Prince Harry’s memoir Spare proves the royal family needs better digital strategy to survive the influencer age

Posted by Sara McCorquodale in Comment

9 months ago

The revelations in Prince Harry’s memoir Spare have come thick and fast since it was accidentally released in Spain and major interviews between the exiled royal in the UK and US have added fuel to the fire. Whether you care or not about how the fifth in line to the throne lost his virginity, the fallout of his tell-all story has raised serious questions about the monarchy. Is it an intrinsically cruel institution? And if so, why is the taxpayer funding it? 

Questions and arguments will continue to escalate for one major reason: the royal family will say nothing and we, the public, don’t really know them. There is so much grey area and so much distance, and in the age of the influencer that feels weird. Some might argue that Harry and Meghan have gone too far – revealed too much – but at least the public knows who they are. The extent to which they have owned and monetised their story is pure influencer strategy.

Meanwhile, the Prince and Princess of Wales are fighting back through “sources” talking to the mainstream press. They haven’t posted on Instagram since Christmas Day and their YouTube channel is as sparse as ever. Their digital strategy is 2014 at best because they still think that they, as human beings, are not the story and  should not be the story. Yet in reality the only way they can fight back against the picture that Prince Harry is painting is by developing their own narrative and giving us a proper window into their lives.

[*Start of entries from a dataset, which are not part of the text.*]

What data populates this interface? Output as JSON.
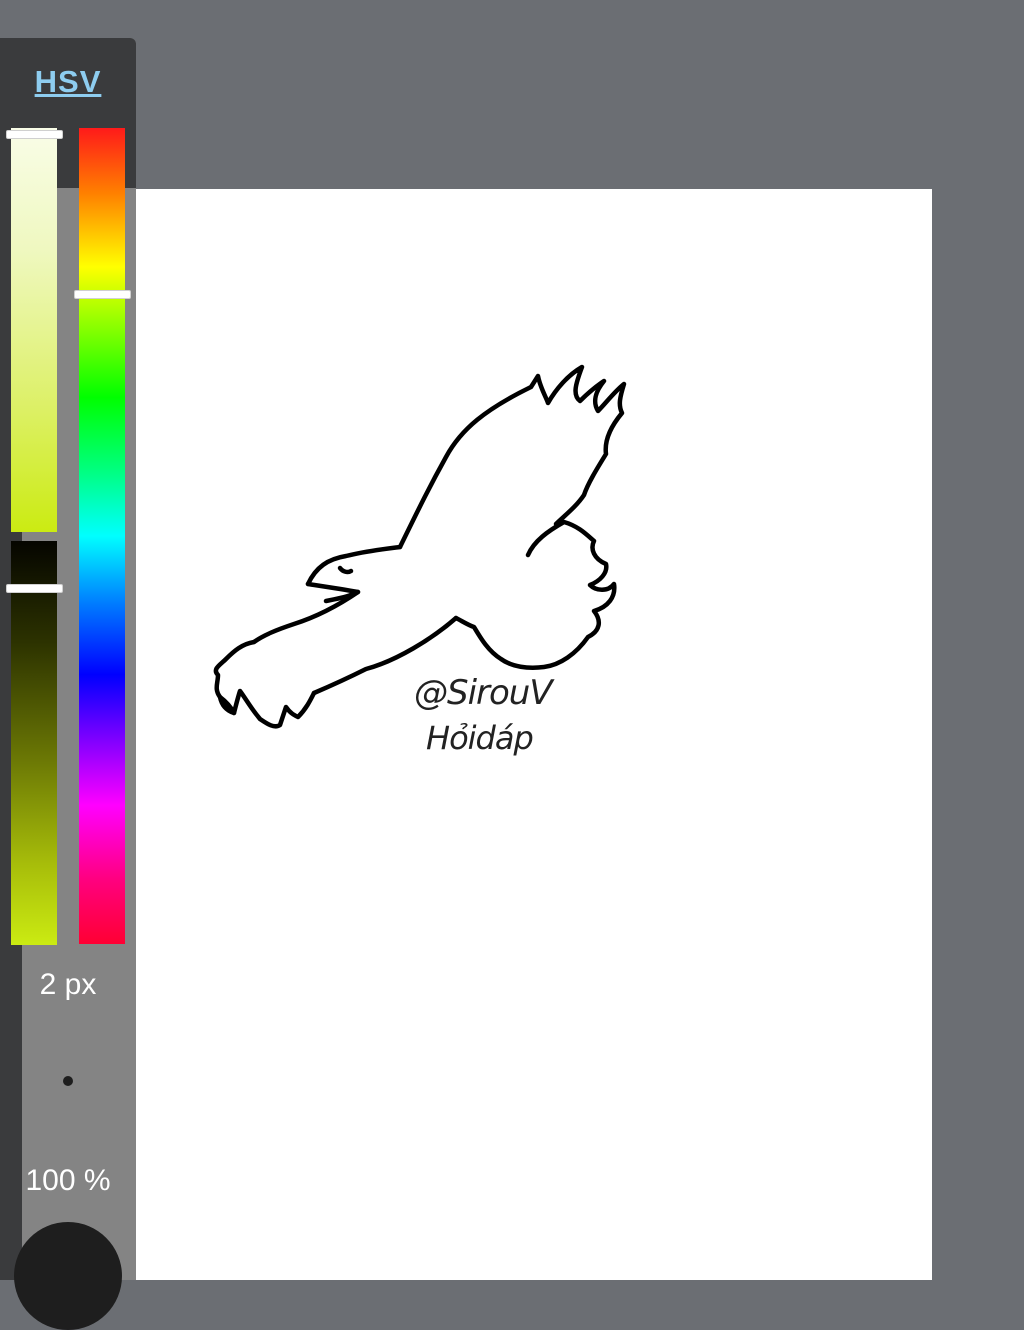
{
  "toolbar": {
    "mode_label": "HSV",
    "brush_size": "2 px",
    "opacity": "100 %"
  },
  "sliders": {
    "saturation_level": 0.0,
    "value_level": 0.11,
    "hue_level": 0.2
  },
  "colors": {
    "current_color": "#1e1e1e",
    "background": "#6b6e73",
    "panel": "#848484",
    "accent": "#8ecdf0"
  },
  "canvas": {
    "signature_line1": "@SirouV",
    "signature_line2": "Hỏidáp"
  }
}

In short, if the Wales’ aren’t seriously considering hiring an influencer strategist at this point, they can’t expect anything to change. 

Now, don’t mistake me. Do I want to see inside Kate’s handbag in a detailed YouTube video? Yes, 100%. Do I think that’s what they should do? Probably not. The fact is, there are many creators who hold their audiences at arm’s length but still manage to  build a trusted relationship. It’s about tone, aesthetics and style – deciding what you’re happy for people to know and sharing it in a modern way. While the Wales’ have social media, the imagery feels more akin to traditional press photography and their videos would be more at home in a news bulletin. It’s all so controlled, so scripted. I think Harry and Meghan’s work is too, but they understand the environments they are publishing in explicitly. 

We are now in a new era of the royal family and more than ever, the Prince and Princess of Wales have a responsibility to ensure the monarchy remains relevant to the British public. In the face of an attack from one of their own, that’s not easy but if they continue to follow outdated strategies and old playbooks, doing this will be impossible.

By Sara McCorquodale, CEO and founder of CORQ.